Find each line below containing the word "icon" and copy it.

_____

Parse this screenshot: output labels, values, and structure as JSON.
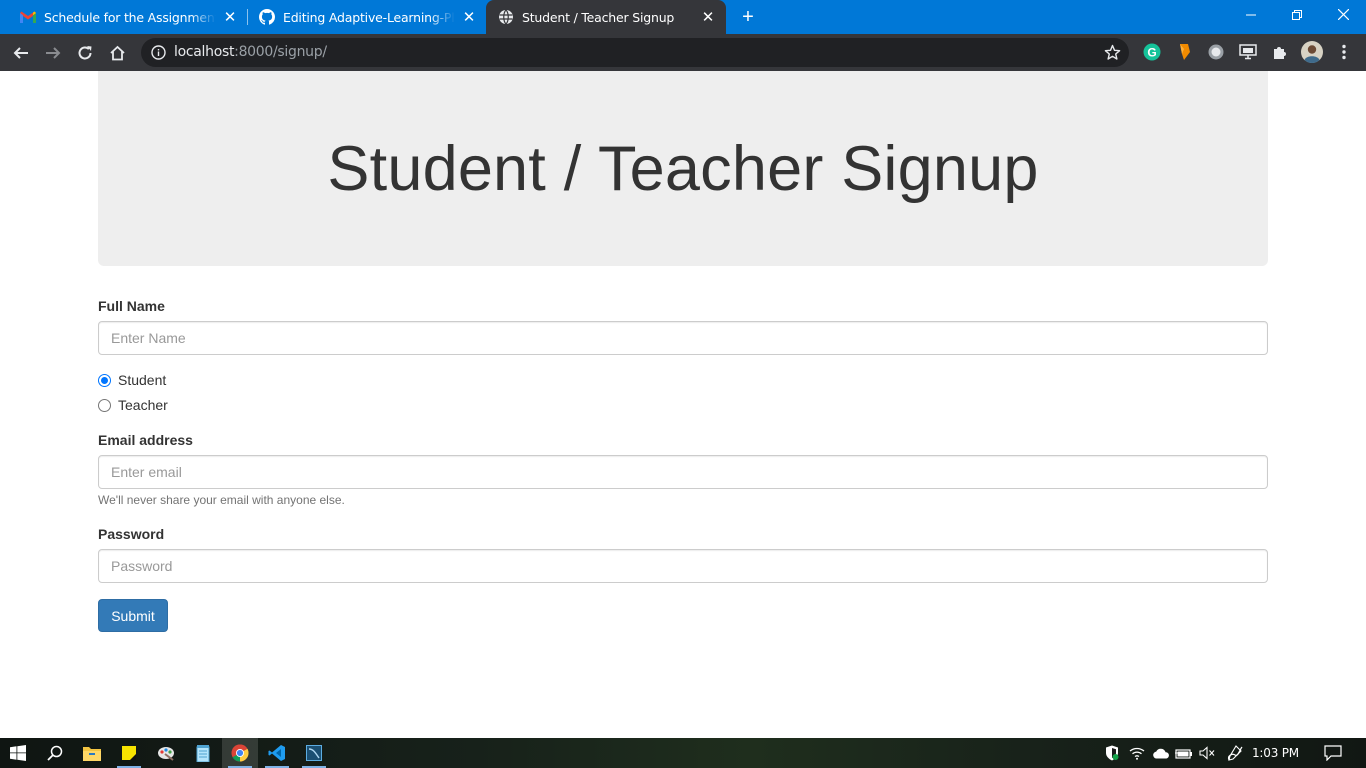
{
  "browser": {
    "tabs": [
      {
        "title": "Schedule for the Assignment of Course",
        "icon": "gmail-icon"
      },
      {
        "title": "Editing Adaptive-Learning-Platform",
        "icon": "github-icon"
      },
      {
        "title": "Student / Teacher Signup",
        "icon": "globe-icon"
      }
    ],
    "new_tab_label": "+",
    "url_host": "localhost",
    "url_rest": ":8000/signup/",
    "accent": "#0078d7"
  },
  "page": {
    "heading": "Student / Teacher Signup",
    "full_name": {
      "label": "Full Name",
      "placeholder": "Enter Name",
      "value": ""
    },
    "role_options": [
      {
        "label": "Student",
        "checked": true
      },
      {
        "label": "Teacher",
        "checked": false
      }
    ],
    "email": {
      "label": "Email address",
      "placeholder": "Enter email",
      "value": "",
      "help": "We'll never share your email with anyone else."
    },
    "password": {
      "label": "Password",
      "placeholder": "Password",
      "value": ""
    },
    "submit_label": "Submit",
    "button_color": "#337ab7"
  },
  "taskbar": {
    "apps": [
      "windows-start-icon",
      "search-icon",
      "file-explorer-icon",
      "sticky-notes-icon",
      "paint-icon",
      "notepad-icon",
      "chrome-icon",
      "vscode-icon",
      "mysql-workbench-icon"
    ],
    "time": "1:03 PM"
  }
}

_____

• [Output of the exercise]:
        "icon": "gmail-icon"
        "icon": "github-icon"
        "icon": "globe-icon"
      "windows-start-icon",
      "search-icon",
      "file-explorer-icon",
      "sticky-notes-icon",
      "paint-icon",
      "notepad-icon",
      "chrome-icon",
      "vscode-icon",
      "mysql-workbench-icon"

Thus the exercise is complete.